Friedler’s current work is a reflection of something that she cares about deeply: discrimination and bias.
“I have a longstanding personal interest in discrimination,” Friedler told me. “Certainly discrimination within tech but more broadly in society”.
It turns out that algorithms, just like the rest of us, can be exceptionally and unintentionally biased in their decisions—a problem Friedler is trying to solve.
The reasons for algorithm bias are many and complex, but essentially it is because they typically rely on past data to make decisions—past data that was collected and generated by biased humans—thus perpetuating any biases in that data.
“I think it’s one of those things where if you understand data mining and machine learning, and you understand how biases are replicated in society, the fact of the problem is sort of obvious” Dr. Friedler said. “You don’t spend very long at all talking about whether there might be a problem but more jump immediately to what you can do about it algorithmically.”
Friedler came to Haverford in 2014 as an assistant professor of Computer Science. For her, the suburban Philadelphia college is the ideal place to conduct her research.
“Especially with this research, it’s really useful to have an understanding of the societal impacts and the societal context and I think that Haverford students, because of the liberal arts environment, are far more likely to have that,” she said. “I think that’s a real strength of the college and doing the research here.”
Although Friedler describes happening upon her current research project as an accidental event—it was born of a serendipitous lunch with a fellow researcher who had the same interests—her path to Haverford cannot be considered as such.
“Haverford is not actually an unusual atmosphere for me,” Friedler explained. “It’s an atmosphere I am very comfortable in and liked a lot in college.”
“I always sort of suspected I wanted to come back and get to do some teaching”, she added.
As both an undergrad and a graduate student Friedler took classes on college education theory, something she recommends for anyone considering a career in higher education.
Ultimately, research and teaching are closely related for Friedler. She structures her classes as a series of questions rather than answers, something she claims to have picked up from her education theory courses. With the help of thesis students and other collaborators, Friedler has used her research to produce an algorithm that can check other algorithms for bias, sort of like an unbiased algorithm police. Although her algorithm is not yet widely implemented, she has been presenting her work around the country and hopes it will be adopted by companies who use algorithms for decision making.

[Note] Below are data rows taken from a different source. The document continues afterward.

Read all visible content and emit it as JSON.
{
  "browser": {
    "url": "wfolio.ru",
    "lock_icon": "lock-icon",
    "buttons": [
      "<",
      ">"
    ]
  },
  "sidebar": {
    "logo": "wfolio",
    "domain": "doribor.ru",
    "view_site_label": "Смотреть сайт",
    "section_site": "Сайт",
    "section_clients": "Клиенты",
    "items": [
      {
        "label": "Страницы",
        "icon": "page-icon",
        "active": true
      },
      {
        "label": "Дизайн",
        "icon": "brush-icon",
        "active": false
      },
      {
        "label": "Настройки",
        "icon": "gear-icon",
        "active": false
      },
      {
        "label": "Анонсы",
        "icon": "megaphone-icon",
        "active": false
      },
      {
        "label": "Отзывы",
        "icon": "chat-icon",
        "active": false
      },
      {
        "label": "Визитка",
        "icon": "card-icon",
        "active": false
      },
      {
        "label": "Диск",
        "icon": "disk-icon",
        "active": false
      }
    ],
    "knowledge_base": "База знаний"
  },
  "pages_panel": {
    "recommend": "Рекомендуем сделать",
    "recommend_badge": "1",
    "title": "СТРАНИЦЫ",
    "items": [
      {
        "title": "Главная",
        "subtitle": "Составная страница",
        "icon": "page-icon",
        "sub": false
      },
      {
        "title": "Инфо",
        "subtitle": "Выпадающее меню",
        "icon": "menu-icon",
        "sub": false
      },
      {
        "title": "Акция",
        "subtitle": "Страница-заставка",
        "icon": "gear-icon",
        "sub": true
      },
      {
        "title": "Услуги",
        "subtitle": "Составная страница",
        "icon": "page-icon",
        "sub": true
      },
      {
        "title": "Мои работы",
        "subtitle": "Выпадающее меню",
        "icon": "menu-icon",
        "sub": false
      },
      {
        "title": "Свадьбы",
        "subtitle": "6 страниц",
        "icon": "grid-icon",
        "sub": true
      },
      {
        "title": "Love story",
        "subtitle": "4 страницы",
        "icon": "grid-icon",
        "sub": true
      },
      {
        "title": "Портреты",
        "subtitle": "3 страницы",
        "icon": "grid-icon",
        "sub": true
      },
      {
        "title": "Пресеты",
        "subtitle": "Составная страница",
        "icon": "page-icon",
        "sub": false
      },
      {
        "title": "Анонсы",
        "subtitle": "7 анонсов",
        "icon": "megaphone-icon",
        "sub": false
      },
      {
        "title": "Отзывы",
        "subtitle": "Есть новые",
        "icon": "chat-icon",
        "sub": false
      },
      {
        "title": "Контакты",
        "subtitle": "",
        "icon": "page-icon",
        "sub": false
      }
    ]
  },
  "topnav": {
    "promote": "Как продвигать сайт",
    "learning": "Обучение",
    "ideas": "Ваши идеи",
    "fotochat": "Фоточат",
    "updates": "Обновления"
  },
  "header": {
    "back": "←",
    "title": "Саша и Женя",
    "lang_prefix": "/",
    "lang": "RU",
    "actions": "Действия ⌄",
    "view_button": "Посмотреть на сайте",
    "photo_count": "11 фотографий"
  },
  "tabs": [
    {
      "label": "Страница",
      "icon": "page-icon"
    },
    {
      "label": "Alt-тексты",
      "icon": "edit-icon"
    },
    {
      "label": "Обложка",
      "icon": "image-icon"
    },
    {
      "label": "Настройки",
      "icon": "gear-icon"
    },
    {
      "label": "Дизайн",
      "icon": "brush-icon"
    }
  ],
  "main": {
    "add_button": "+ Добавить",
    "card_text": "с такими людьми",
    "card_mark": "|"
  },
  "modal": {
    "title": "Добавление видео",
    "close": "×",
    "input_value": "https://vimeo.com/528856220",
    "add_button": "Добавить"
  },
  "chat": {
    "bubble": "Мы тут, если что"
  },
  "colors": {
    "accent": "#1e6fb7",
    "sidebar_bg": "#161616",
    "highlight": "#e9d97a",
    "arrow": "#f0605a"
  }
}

Recently, the interest in algorithm biases among both the public and researchers has exploded, something Friedler views as a wonderful thing.
There is a potential downside, however.
“I’ve spent a lot of time talking to reporters,” she said, “which is sort of a bizarre thing I never thought I’d do.”